The input:
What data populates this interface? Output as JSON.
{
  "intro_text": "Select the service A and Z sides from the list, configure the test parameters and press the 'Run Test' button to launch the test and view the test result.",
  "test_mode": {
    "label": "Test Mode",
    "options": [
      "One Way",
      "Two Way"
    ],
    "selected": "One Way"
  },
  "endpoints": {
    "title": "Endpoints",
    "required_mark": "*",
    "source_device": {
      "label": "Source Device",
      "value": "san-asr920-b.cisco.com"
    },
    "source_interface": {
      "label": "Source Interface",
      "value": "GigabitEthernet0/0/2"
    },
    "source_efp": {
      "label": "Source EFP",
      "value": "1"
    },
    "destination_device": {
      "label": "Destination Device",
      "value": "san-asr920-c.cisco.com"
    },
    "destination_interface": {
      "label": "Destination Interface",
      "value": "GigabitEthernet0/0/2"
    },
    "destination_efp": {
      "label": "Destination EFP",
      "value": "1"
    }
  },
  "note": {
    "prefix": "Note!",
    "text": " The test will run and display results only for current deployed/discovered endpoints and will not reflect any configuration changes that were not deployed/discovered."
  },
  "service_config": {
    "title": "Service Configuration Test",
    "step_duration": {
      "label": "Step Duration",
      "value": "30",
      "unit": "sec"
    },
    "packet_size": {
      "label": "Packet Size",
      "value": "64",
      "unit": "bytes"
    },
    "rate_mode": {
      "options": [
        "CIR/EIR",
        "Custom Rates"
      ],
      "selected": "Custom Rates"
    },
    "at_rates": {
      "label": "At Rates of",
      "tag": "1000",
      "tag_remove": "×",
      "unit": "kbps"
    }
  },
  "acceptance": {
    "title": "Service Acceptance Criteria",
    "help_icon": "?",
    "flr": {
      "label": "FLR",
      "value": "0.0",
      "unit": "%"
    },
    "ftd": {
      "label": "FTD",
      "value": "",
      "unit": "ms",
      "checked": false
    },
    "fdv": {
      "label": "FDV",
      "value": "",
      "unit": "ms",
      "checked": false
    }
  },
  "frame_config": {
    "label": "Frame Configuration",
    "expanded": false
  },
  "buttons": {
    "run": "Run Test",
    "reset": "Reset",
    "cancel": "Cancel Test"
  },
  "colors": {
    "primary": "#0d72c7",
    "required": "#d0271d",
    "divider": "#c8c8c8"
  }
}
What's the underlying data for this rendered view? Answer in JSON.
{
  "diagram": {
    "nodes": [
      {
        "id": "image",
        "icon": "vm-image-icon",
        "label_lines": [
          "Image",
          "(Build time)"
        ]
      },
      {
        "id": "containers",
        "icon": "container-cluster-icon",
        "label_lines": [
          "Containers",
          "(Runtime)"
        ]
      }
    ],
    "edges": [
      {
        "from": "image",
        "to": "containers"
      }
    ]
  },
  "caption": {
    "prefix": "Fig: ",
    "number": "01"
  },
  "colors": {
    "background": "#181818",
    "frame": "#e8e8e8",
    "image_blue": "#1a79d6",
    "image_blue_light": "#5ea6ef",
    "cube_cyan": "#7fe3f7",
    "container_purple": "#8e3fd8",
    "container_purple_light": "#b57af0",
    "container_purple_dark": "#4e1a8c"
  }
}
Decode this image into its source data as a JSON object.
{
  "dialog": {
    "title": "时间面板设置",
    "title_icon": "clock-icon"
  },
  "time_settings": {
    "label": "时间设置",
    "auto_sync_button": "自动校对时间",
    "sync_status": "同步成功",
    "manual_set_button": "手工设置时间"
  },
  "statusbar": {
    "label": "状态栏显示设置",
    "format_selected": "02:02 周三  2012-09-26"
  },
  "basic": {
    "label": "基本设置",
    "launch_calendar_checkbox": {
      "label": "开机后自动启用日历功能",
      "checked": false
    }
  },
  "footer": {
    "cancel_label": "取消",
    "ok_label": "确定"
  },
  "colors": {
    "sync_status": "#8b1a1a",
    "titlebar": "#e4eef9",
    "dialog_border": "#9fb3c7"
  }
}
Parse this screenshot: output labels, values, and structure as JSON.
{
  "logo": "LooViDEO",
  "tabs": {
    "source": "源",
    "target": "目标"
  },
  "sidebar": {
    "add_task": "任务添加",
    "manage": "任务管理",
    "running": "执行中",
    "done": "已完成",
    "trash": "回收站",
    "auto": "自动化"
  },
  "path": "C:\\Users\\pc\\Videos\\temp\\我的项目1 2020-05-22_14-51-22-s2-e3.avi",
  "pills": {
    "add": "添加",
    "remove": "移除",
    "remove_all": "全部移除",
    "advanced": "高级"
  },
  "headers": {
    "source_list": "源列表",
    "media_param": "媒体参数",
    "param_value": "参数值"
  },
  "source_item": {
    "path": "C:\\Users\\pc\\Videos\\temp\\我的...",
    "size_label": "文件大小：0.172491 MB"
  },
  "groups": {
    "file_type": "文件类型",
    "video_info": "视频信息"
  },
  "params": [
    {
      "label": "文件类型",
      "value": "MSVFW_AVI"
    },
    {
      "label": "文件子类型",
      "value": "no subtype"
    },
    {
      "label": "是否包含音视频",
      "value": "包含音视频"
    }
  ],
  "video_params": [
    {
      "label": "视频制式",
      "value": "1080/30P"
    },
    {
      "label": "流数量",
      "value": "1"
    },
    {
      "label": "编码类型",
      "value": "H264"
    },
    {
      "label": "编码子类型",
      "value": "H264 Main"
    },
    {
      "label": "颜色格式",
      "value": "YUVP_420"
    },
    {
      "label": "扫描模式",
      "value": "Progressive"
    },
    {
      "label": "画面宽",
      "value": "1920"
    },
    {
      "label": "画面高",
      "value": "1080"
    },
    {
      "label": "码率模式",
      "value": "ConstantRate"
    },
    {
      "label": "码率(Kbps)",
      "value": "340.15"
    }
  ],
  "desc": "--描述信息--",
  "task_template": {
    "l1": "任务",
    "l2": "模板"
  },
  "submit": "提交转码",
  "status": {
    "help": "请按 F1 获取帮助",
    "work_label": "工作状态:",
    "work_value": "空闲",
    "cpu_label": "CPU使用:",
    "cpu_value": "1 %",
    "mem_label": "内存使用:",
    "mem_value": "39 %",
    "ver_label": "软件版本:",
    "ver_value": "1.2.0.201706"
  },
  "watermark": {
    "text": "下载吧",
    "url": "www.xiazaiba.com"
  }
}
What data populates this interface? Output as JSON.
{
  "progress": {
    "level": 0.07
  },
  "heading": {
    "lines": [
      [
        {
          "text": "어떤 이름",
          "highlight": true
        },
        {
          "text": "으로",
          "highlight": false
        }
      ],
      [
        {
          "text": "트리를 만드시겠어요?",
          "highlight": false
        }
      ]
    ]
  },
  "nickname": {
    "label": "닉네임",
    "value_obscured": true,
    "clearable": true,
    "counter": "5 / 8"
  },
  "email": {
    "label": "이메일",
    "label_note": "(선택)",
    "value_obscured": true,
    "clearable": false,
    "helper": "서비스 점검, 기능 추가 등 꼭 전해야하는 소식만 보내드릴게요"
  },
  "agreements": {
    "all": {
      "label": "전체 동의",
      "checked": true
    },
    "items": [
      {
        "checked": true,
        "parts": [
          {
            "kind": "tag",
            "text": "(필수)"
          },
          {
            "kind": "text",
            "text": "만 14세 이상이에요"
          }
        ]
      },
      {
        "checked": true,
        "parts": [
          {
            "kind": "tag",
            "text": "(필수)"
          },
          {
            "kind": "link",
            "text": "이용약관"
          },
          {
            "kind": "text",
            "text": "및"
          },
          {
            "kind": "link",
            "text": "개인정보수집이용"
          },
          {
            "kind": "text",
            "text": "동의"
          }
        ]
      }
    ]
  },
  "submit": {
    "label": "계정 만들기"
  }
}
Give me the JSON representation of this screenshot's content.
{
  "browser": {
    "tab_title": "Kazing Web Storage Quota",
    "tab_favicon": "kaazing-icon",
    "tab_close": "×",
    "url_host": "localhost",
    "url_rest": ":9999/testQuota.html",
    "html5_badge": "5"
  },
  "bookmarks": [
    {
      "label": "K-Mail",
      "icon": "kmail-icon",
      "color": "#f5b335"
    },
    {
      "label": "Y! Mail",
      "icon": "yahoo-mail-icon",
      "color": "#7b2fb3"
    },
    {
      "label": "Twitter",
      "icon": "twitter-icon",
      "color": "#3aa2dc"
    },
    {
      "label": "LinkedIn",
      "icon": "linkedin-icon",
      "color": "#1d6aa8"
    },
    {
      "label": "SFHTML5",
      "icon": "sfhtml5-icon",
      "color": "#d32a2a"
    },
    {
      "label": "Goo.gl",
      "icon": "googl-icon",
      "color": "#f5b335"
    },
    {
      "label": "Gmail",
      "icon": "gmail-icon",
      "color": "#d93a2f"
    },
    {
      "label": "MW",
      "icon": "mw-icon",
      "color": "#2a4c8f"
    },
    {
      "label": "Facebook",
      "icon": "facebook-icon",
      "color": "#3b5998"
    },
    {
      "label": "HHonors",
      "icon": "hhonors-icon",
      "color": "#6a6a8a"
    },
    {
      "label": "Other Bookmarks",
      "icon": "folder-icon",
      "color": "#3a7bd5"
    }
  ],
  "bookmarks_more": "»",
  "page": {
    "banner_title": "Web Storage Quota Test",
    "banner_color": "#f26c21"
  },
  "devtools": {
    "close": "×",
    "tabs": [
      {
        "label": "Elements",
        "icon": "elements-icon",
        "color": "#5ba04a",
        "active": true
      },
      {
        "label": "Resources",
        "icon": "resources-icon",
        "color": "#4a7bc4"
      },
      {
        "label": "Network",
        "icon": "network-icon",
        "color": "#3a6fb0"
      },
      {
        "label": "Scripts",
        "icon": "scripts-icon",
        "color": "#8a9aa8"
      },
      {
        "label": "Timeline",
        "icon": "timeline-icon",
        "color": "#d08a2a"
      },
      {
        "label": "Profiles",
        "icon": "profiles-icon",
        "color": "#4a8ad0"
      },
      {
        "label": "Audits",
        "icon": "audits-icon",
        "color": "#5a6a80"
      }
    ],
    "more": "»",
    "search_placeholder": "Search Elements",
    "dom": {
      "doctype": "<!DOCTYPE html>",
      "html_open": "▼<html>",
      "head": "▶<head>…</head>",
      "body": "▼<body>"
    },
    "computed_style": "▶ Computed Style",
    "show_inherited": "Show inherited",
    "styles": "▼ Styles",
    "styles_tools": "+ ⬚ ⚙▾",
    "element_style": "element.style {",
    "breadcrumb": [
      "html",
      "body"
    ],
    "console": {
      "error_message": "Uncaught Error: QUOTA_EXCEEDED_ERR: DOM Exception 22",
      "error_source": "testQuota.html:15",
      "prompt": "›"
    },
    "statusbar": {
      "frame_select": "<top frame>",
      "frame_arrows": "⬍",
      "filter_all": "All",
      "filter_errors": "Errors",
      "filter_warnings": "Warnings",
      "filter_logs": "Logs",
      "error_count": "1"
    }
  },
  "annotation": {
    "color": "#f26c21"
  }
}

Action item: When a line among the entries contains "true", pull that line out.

Result of this exercise:
          "highlight": true
    "value_obscured": true,
    "clearable": true,
    "value_obscured": true,
      "checked": true
        "checked": true,
        "checked": true,
        "active": true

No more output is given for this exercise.